___ PROVIDED DATA ___

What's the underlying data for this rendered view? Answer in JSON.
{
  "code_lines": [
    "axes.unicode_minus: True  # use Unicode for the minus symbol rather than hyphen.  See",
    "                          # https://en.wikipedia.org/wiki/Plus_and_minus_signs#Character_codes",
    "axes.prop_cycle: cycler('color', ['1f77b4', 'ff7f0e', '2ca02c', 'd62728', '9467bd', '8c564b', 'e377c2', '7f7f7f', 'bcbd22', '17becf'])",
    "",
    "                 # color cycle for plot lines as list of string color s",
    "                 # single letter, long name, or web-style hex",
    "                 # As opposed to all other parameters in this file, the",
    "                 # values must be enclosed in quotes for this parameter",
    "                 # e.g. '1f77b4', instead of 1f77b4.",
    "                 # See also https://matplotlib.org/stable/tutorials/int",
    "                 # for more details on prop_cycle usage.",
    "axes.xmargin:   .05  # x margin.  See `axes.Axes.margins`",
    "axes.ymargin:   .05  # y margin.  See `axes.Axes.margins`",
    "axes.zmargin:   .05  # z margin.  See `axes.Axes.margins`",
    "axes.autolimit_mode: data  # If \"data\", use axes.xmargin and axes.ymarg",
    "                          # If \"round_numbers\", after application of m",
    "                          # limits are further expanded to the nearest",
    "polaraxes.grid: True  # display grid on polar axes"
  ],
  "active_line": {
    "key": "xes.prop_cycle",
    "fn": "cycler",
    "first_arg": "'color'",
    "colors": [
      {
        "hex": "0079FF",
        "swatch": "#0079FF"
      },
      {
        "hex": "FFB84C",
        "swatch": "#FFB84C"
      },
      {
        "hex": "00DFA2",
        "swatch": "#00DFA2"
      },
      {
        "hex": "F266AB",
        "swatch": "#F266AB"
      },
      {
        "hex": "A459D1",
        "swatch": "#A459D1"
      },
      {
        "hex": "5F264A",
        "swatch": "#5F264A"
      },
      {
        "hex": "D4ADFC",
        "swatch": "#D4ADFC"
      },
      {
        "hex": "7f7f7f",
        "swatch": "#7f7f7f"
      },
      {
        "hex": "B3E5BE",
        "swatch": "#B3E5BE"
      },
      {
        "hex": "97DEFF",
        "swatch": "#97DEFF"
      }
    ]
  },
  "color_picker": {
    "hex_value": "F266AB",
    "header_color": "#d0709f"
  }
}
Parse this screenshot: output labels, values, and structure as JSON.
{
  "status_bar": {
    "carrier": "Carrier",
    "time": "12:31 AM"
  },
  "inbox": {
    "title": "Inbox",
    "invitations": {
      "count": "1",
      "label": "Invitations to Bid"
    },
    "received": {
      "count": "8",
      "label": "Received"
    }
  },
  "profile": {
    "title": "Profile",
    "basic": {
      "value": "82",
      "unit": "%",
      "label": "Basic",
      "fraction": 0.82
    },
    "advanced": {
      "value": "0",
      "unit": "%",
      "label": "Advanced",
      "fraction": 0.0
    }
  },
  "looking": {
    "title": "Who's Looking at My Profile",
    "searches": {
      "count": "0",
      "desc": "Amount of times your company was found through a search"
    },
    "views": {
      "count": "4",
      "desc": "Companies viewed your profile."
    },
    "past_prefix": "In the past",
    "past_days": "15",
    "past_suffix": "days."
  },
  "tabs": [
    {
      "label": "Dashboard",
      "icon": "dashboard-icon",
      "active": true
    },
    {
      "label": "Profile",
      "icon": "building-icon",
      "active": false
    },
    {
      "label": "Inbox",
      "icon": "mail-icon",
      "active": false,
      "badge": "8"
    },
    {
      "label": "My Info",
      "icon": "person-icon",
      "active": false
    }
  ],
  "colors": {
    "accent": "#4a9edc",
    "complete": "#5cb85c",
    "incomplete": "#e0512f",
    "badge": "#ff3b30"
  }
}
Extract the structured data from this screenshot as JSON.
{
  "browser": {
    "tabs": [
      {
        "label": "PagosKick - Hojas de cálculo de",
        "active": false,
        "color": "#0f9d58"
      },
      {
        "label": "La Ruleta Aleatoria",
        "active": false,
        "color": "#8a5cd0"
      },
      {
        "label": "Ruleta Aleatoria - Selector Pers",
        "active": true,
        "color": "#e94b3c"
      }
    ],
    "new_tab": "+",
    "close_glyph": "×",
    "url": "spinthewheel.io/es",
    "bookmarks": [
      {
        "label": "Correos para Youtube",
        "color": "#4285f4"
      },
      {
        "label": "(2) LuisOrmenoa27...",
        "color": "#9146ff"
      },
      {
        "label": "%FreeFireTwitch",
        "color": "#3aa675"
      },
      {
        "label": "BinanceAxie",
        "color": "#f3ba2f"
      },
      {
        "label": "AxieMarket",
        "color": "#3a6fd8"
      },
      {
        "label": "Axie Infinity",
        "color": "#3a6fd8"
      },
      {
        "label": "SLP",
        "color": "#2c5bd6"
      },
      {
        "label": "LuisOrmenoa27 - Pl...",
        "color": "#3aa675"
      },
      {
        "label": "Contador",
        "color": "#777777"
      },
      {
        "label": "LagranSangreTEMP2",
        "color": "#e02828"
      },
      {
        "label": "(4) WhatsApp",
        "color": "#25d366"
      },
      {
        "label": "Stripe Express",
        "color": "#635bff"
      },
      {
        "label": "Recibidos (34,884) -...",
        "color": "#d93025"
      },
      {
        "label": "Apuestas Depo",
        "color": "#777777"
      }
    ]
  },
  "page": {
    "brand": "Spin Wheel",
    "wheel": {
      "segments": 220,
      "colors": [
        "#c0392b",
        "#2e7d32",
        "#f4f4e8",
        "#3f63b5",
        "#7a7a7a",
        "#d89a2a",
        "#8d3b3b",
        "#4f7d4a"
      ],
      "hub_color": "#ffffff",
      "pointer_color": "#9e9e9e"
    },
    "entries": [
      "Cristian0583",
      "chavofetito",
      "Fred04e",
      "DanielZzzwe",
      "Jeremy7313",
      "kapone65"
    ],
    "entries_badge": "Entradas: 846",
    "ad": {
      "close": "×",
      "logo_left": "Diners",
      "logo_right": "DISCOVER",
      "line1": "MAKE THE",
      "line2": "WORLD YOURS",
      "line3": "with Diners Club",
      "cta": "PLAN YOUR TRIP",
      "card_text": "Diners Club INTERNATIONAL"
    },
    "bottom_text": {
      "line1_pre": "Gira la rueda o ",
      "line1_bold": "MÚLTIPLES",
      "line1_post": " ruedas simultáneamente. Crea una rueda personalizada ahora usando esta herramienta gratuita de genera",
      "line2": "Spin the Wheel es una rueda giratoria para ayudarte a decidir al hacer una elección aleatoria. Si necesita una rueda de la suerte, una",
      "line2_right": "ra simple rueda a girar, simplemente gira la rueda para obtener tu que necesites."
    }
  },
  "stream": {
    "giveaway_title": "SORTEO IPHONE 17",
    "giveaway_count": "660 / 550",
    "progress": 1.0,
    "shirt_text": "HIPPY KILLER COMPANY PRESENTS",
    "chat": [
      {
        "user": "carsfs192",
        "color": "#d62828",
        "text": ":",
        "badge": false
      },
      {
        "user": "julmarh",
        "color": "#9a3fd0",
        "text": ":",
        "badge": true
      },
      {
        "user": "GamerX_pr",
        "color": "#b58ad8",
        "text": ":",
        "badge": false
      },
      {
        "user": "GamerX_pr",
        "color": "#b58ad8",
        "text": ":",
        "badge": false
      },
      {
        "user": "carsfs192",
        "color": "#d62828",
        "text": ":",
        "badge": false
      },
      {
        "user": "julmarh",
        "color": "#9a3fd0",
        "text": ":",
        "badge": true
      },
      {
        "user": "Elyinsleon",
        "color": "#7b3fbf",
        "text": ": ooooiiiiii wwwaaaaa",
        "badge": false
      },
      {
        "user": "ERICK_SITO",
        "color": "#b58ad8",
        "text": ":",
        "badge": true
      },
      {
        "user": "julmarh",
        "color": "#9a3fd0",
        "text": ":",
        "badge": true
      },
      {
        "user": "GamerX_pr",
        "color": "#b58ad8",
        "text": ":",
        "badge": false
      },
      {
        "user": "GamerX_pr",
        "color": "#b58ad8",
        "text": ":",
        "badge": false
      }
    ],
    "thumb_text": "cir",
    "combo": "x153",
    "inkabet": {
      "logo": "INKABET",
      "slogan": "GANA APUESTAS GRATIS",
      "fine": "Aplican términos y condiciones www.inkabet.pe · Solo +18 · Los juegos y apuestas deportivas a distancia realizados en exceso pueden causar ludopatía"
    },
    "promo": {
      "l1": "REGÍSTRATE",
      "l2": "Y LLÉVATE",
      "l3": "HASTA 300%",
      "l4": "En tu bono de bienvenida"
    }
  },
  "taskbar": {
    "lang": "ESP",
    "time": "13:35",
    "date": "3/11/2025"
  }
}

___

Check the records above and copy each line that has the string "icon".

      "icon": "dashboard-icon",
      "icon": "building-icon",
      "icon": "mail-icon",
      "icon": "person-icon",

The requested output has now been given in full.